▶ _WHAT YOU HAVE TO DO_: Whenever a line in the material below contains "this", copy that line.

______

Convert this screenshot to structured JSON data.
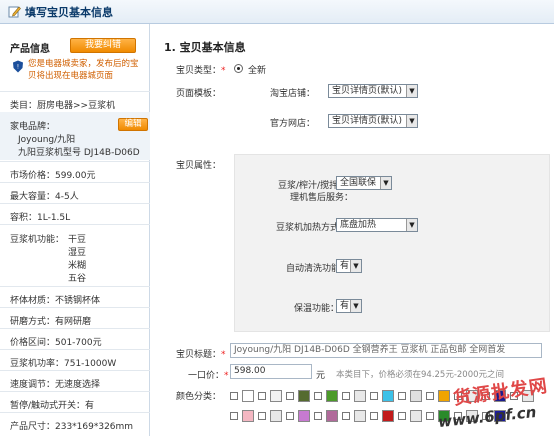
{
  "header": {
    "title": "填写宝贝基本信息"
  },
  "left_panel": {
    "title": "产品信息",
    "correct_button": "我要纠错",
    "notice": "您是电器城卖家，发布后的宝贝将出现在电器城页面",
    "category": "类目：厨房电器>>豆浆机",
    "brand_label": "家电品牌：",
    "edit_button": "编辑",
    "brand_value": "Joyoung/九阳",
    "model_value": "九阳豆浆机型号 DJ14B-D06D",
    "market_price": "市场价格：599.00元",
    "max_capacity": "最大容量：4-5人",
    "volume": "容积：1L-1.5L",
    "functions_label": "豆浆机功能：",
    "functions": [
      "干豆",
      "湿豆",
      "米糊",
      "五谷"
    ],
    "cup_material": "杯体材质：不锈钢杯体",
    "grind": "研磨方式：有网研磨",
    "price_range": "价格区间：501-700元",
    "power": "豆浆机功率：751-1000W",
    "speed": "速度调节：无速度选择",
    "pause": "暂停/触动式开关：有",
    "size": "产品尺寸：233*169*326mm"
  },
  "main": {
    "section_title": "1. 宝贝基本信息",
    "type_label": "宝贝类型：",
    "type_value": "全新",
    "template_label": "页面模板：",
    "taobao_label": "淘宝店铺：",
    "taobao_value": "宝贝详情页(默认)",
    "official_label": "官方网店：",
    "official_value": "宝贝详情页(默认)",
    "attr_label": "宝贝属性：",
    "service_label_1": "豆浆/榨汁/搅拌/料",
    "service_label_2": "理机售后服务：",
    "service_value": "全国联保",
    "heating_label": "豆浆机加热方式：",
    "heating_value": "底盘加热",
    "autoclean_label": "自动清洗功能：",
    "autoclean_value": "有",
    "keepwarm_label": "保温功能：",
    "keepwarm_value": "有",
    "title_label": "宝贝标题：",
    "title_value": "Joyoung/九阳 DJ14B-D06D 全钢营养王 豆浆机 正品包邮 全网首发",
    "price_label": "一口价：",
    "price_value": "598.00",
    "price_unit": "元",
    "price_hint": "本类目下，价格必须在94.25元-2000元之间",
    "color_label": "颜色分类："
  },
  "swatch_colors": {
    "row1": [
      "#ffffff",
      "#f2f2f2",
      "#556b2f",
      "#4c9a2a",
      "#e8e8e8",
      "#3cc1e8",
      "#e0e0e0",
      "#f0a400",
      "#ececec",
      "#1c1c8c",
      "#e8e8e8"
    ],
    "row2": [
      "#f4b7c2",
      "#e8e8e8",
      "#c77ad1",
      "#b06a9a",
      "#e8e8e8",
      "#c21b1b",
      "#e8e8e8",
      "#2a8a2a",
      "#e8e8e8",
      "#1a1aa0"
    ]
  },
  "watermark": {
    "line1": "货源批发网",
    "line2": "www.6pf.cn"
  }
}
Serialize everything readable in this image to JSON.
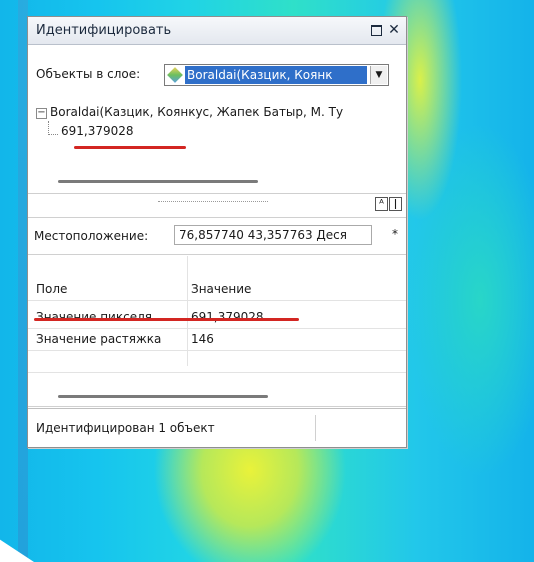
{
  "window": {
    "title": "Идентифицировать",
    "maximize_icon": "maximize-icon",
    "close_glyph": "✕"
  },
  "layer_select": {
    "label": "Объекты в слое:",
    "value": "Boraldai(Казцик, Коянк",
    "icon": "raster-layer-icon"
  },
  "tree": {
    "root_label": "Boraldai(Казцик, Коянкус, Жапек Батыр, М. Ту",
    "child_value": "691,379028",
    "expander_symbol": "−"
  },
  "location": {
    "label": "Местоположение:",
    "value": "76,857740  43,357763 Деся",
    "units_button": "*"
  },
  "grid": {
    "headers": [
      "Поле",
      "Значение"
    ],
    "rows": [
      [
        "Значение пикселя",
        "691,379028"
      ],
      [
        "Значение растяжка",
        "146"
      ]
    ]
  },
  "status": {
    "text": "Идентифицирован 1 объект"
  },
  "colors": {
    "annotation_red": "#d32622",
    "selection_blue": "#2f6fc9"
  }
}
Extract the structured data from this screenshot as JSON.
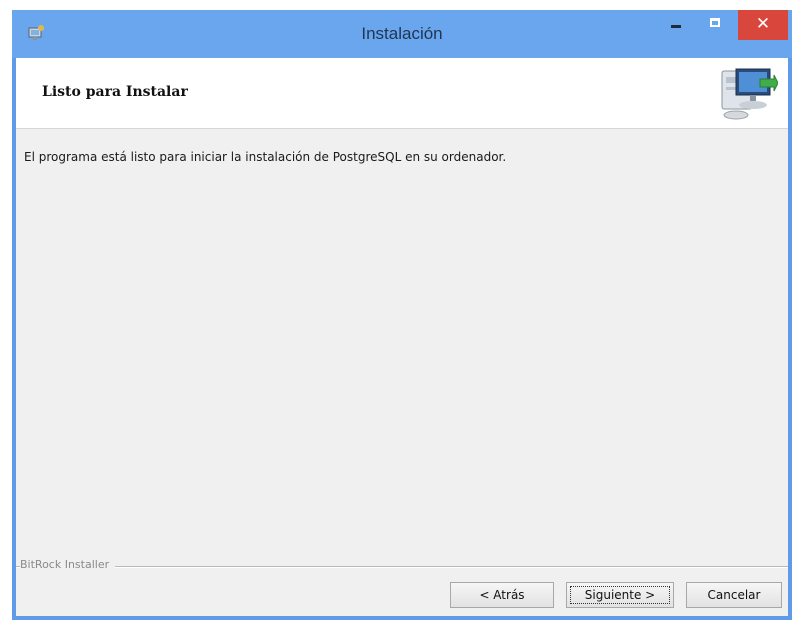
{
  "window": {
    "title": "Instalación",
    "close_glyph": "✕",
    "icons": {
      "app": "installer-icon",
      "minimize": "minimize-icon",
      "maximize": "maximize-icon",
      "close": "close-icon"
    }
  },
  "header": {
    "title": "Listo para Instalar",
    "icon": "computer-install-icon"
  },
  "body": {
    "message": "El programa está listo para iniciar la instalación de PostgreSQL en su ordenador."
  },
  "footer": {
    "brand": "BitRock Installer",
    "back_label": "< Atrás",
    "next_label": "Siguiente >",
    "cancel_label": "Cancelar"
  },
  "colors": {
    "title_bar": "#6aa6ee",
    "close_button": "#d9463c",
    "client_background": "#f0f0f0"
  }
}
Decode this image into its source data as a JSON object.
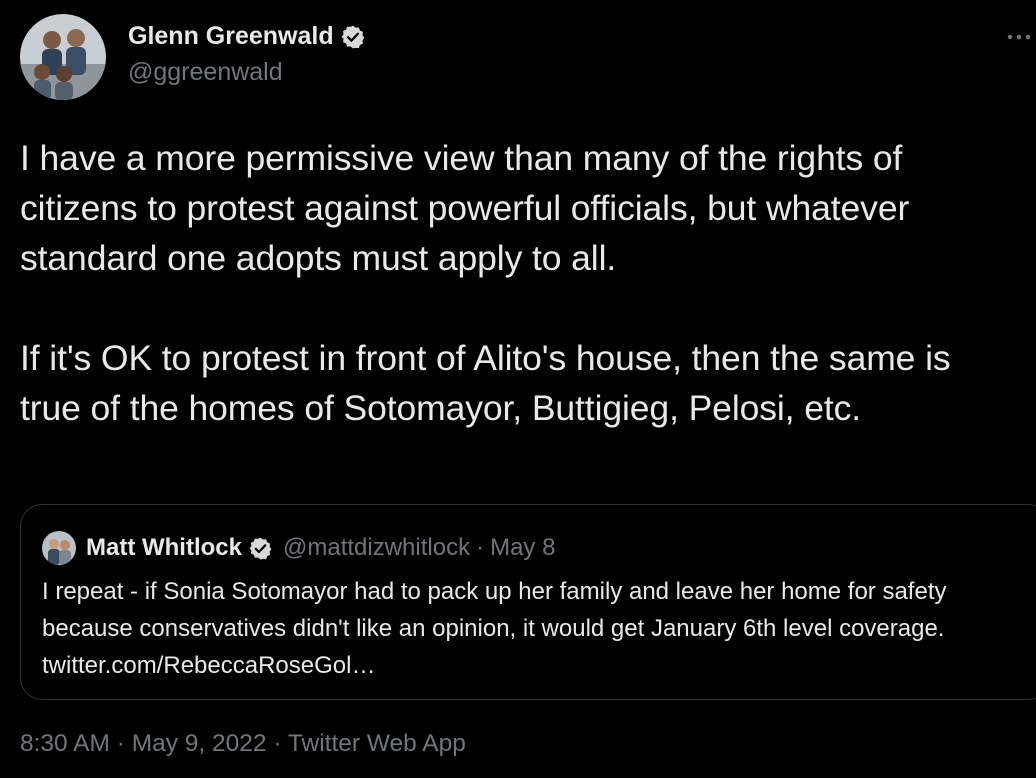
{
  "author": {
    "name": "Glenn Greenwald",
    "handle": "@ggreenwald",
    "verified_icon": "verified-badge-icon"
  },
  "menu": {
    "more_label": "···"
  },
  "tweet": {
    "paragraph_1": "I have a more permissive view than many of the rights of citizens to protest against powerful officials, but whatever standard one adopts must apply to all.",
    "paragraph_2": "If it's OK to protest in front of Alito's house, then the same is true of the homes of Sotomayor, Buttigieg, Pelosi, etc."
  },
  "quote": {
    "name": "Matt Whitlock",
    "handle": "@mattdizwhitlock",
    "separator": "·",
    "date": "May 8",
    "text": "I repeat - if Sonia Sotomayor had to pack up her family and leave her home for safety because conservatives didn't like an opinion, it would get January 6th level coverage. twitter.com/RebeccaRoseGol…"
  },
  "meta": {
    "time": "8:30 AM",
    "sep1": "·",
    "date": "May 9, 2022",
    "sep2": "·",
    "source": "Twitter Web App"
  },
  "colors": {
    "background": "#000000",
    "text_primary": "#e7e9ea",
    "text_secondary": "#71767b",
    "border": "#2f3336",
    "verified_badge": "#d9d9d9"
  }
}
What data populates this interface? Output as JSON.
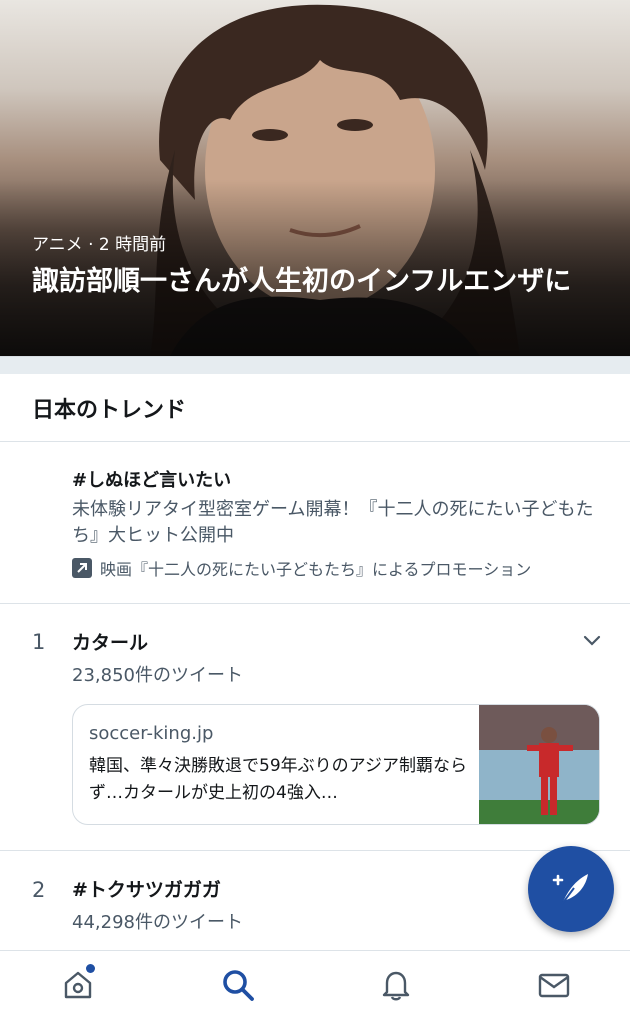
{
  "hero": {
    "meta": "アニメ · 2 時間前",
    "title": "諏訪部順一さんが人生初のインフルエンザに"
  },
  "section": {
    "title": "日本のトレンド"
  },
  "promoted": {
    "tag": "#しぬほど言いたい",
    "description": "未体験リアタイ型密室ゲーム開幕！『十二人の死にたい子どもたち』大ヒット公開中",
    "promotion": "映画『十二人の死にたい子どもたち』によるプロモーション",
    "icon": "promoted-arrow-icon"
  },
  "trends": [
    {
      "rank": "1",
      "name": "カタール",
      "count": "23,850件のツイート",
      "card": {
        "source": "soccer-king.jp",
        "text": "韓国、準々決勝敗退で59年ぶりのアジア制覇ならず…カタールが史上初の4強入…"
      }
    },
    {
      "rank": "2",
      "name": "#トクサツガガガ",
      "count": "44,298件のツイート"
    }
  ],
  "nav": {
    "items": [
      "home-icon",
      "search-icon",
      "notifications-icon",
      "messages-icon"
    ],
    "active": "search-icon"
  },
  "colors": {
    "accent": "#1f4fa3",
    "text": "#14171a",
    "secondary": "#4a5866",
    "divider": "#dde3e8"
  }
}
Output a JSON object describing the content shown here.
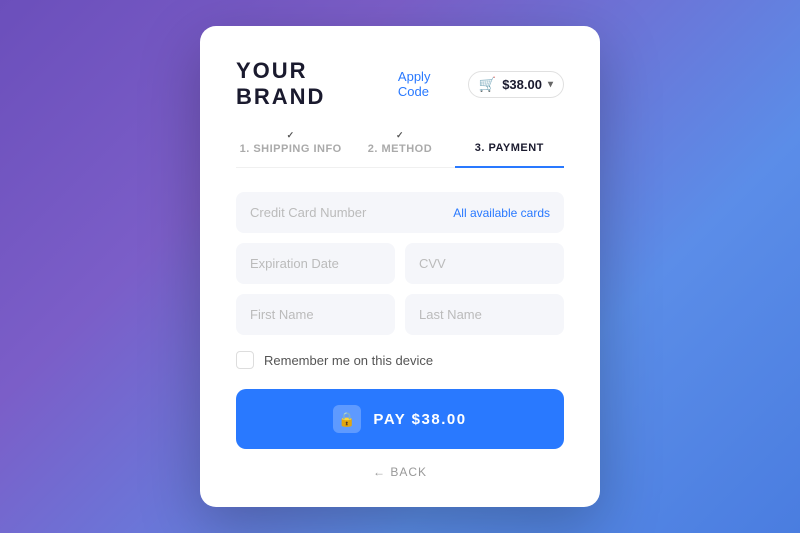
{
  "brand": {
    "name": "YOUR BRAND"
  },
  "header": {
    "apply_code_label": "Apply Code",
    "cart_amount": "$38.00",
    "cart_icon": "🛒",
    "chevron": "▾"
  },
  "steps": [
    {
      "number": "1",
      "label": "SHIPPING INFO",
      "check": "✓",
      "completed": true,
      "active": false
    },
    {
      "number": "2",
      "label": "METHOD",
      "check": "✓",
      "completed": true,
      "active": false
    },
    {
      "number": "3",
      "label": "PAYMENT",
      "check": "",
      "completed": false,
      "active": true
    }
  ],
  "form": {
    "credit_card_placeholder": "Credit Card Number",
    "all_cards_label": "All available cards",
    "expiration_placeholder": "Expiration Date",
    "cvv_placeholder": "CVV",
    "first_name_placeholder": "First Name",
    "last_name_placeholder": "Last Name",
    "remember_label": "Remember me on this device"
  },
  "pay_button": {
    "label": "PAY $38.00",
    "lock_icon": "🔒"
  },
  "back": {
    "label": "← BACK"
  }
}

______

▶ _ANSWER SECTION_:
Convert this screenshot to structured JSON data.
Serialize everything readable in this image to JSON.
Extract the structured data from this screenshot as JSON.
Decode this image into its source data as a JSON object.
What data populates this interface? Output as JSON.
    "remember_label": "Remember me on this device"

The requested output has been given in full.